The strange thing is, neither one of us panicked and we stayed the course. There was a mix of sheer ambition, mixed with naivety which seemed to be the proper combination to endure such obstacles. We just figured, this is what people do right? Looking back we were doing things the hard way, but that is what makes it so worth it in the end.
We had our son in June and bought a house the following month because in 2006, an 11-year-old with no credit, running a lemonade stand could buy a $250,000 house.
Over the next few years, my business started to take shape. I worked hard at the things I felt I needed to learn to succeed. I found a mentor, devoured marketing and sales books, and worked early morning and late nights prospecting for business. I moved out of the district office into an office with another agent which was our first leap of faith. We went from very little expenses, to very many expenses. We had rent and employees to pay for now which adds an entirely different level to any business.
I was soon finding myself near the top of the district in new business production which meant we were performing admirably. This was very healthy for me to see as I am hard-wired as a competitive person. When I was in the employee world, I always wanted my boss’s job. Here, I had other agents to chase down to try to outperform. Soon we were the top agency in my district of 27 agencies in new business production and that felt very good.
In 2011 we bought an agency, and then another in 2012 and opened another office in the neighboring town of Nampa. We had 4 employees split between the two offices. Our production was putting us in the top 3 agencies in the state and that is where we have been for the past 3 years.
There have been wild victories and crushing defeats in the sales world. The staffing carousel is the thing that has given me the most grief. Finding good employees who are invested, will work hard, do what they say they will do, and are self motivated has been the greatest challenge. Thankfully, I have two incredible professionals who work for me now, Gina and Kelly, who have all of those traits. It took us about 17 employees to find them, but we found them.
The other thing I have found, is that I am always switched on when it comes to the business. Actual thoughts of mine through the years:
How can we improve?
Are we efficient enough?
I hope the good employees stay.
I hope the bad employees leave.
What do you mean someone broke into my office and passed out on the floor by my desk? (true story)
I have to get paper for the printer.
What is this bill for?
Why is the internet down?
Why are my phones down?
Will we have enough to pay bills this month?
How can I get in front of more people?
How can I get the most out of my team?
I have to hit my numbers by the end of the year.
I have to change the locks because that employee termination didn’t go very well.
Whoops, I went to the wrong office for that appointment.
Why isn’t anyone home? I set this appointment yesterday.
Am I doing the best I can for my family? My employees, my clients?
My tax bill is how much!!!!!!!
It is a never-ending dialogue that is with me 24 hours a day.
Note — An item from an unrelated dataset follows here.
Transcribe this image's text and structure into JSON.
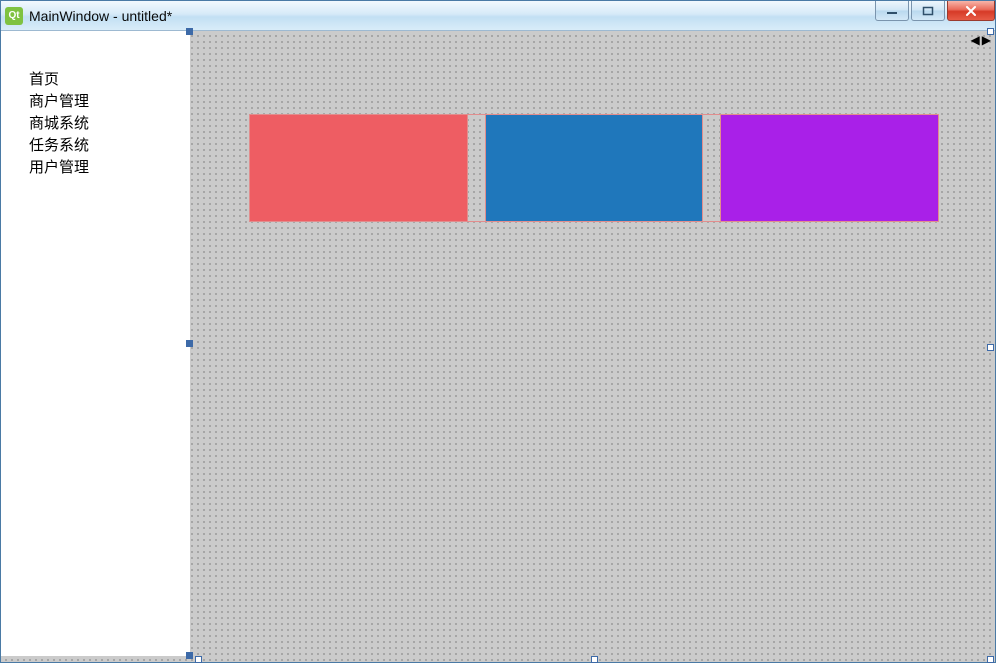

What I have learned so far, is that I really enjoy insurance, but I love running a business. Every day is different and presents itself with fresh new challenges to navigate. I have to use an entire set of skills to get through a day. Management skills, delegation skills, sales skills, marketing skills, coaching skills, patience, understanding and empathy to name a few.
I look forward to seeing what the next 10 years will bring!